According to Pollock, he didn’t want to stab Matt, but he was so afraid of Fry that he did. He plunged Fry’s knife into Matt three or four times.
Robert Fry was only getting started with the bloodletting at The Eclectic. According to Pollock, Fry lurched over to a display case and grabbed two swords. One had a long, wavy blade and the other one was a samurai sword. Fry handed the samurai sword to him and said, “Let’s cut his head off.”
Then Fry started chopping on Trecker’s neck with his sword. Browbeaten by Fry to do the same, Pollock began hacking at Trecker’s neck with his samurai sword. He would later recall, “It was like chopping wood.”

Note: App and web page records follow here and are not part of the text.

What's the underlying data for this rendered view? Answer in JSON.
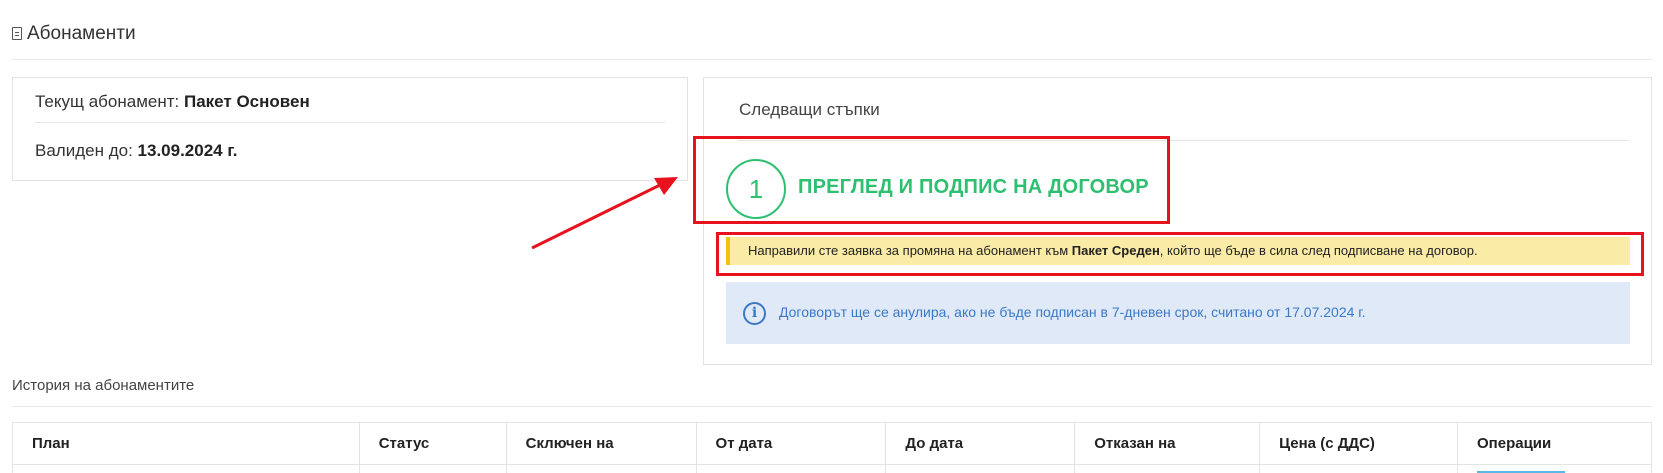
{
  "header": {
    "title": "Абонаменти",
    "icon": "document-icon"
  },
  "current_subscription": {
    "label": "Текущ абонамент:",
    "plan": "Пакет Основен",
    "valid_label": "Валиден до:",
    "valid_date": "13.09.2024 г."
  },
  "next_steps": {
    "title": "Следващи стъпки",
    "step_number": "1",
    "step_title": "ПРЕГЛЕД И ПОДПИС НА ДОГОВОР",
    "warning": {
      "before": "Направили сте заявка за промяна на абонамент към",
      "plan": "Пакет Среден",
      "after": ", който ще бъде в сила след подписване на договор."
    },
    "info": {
      "icon": "info-icon",
      "text": "Договорът ще се анулира, ако не бъде подписан в 7-дневен срок, считано от 17.07.2024 г."
    }
  },
  "history": {
    "title": "История на абонаментите",
    "columns": [
      "План",
      "Статус",
      "Сключен на",
      "От дата",
      "До дата",
      "Отказан на",
      "Цена (с ДДС)",
      "Операции"
    ]
  },
  "annotations": {
    "highlight_color": "#e8121e"
  },
  "colors": {
    "step_green": "#2fbf71",
    "info_blue": "#3b79c7",
    "warning_bg": "#faeba6"
  }
}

But for some reason, the swords would not chop through Matt’s neck. Pollock later surmised the swords were just too dull for such work. He was freaking out by now. If Bobby Fry looked energized by the murders, Pollock was aghast. He was no stone-cold killer. He could barely believe he had been involved in the bloodbath. He said, “We decided to cover up our being there. Bobby went back to the showroom, but I’m not sure what he did there.” Pollock later was under the impression that Fry stole some more knives and possibly swords from the showroom. The plan was scatterbrained at best. In their rush to leave the store, Fry broke the key off in the door lock. Both he and Pollock knew that the other door to the store was electronically set to an alarm, and they didn’t know the code. They were now locked inside.
Want to keep reading? Download Monster Slayer.
Featured photo: Open Road Media/Robert Scott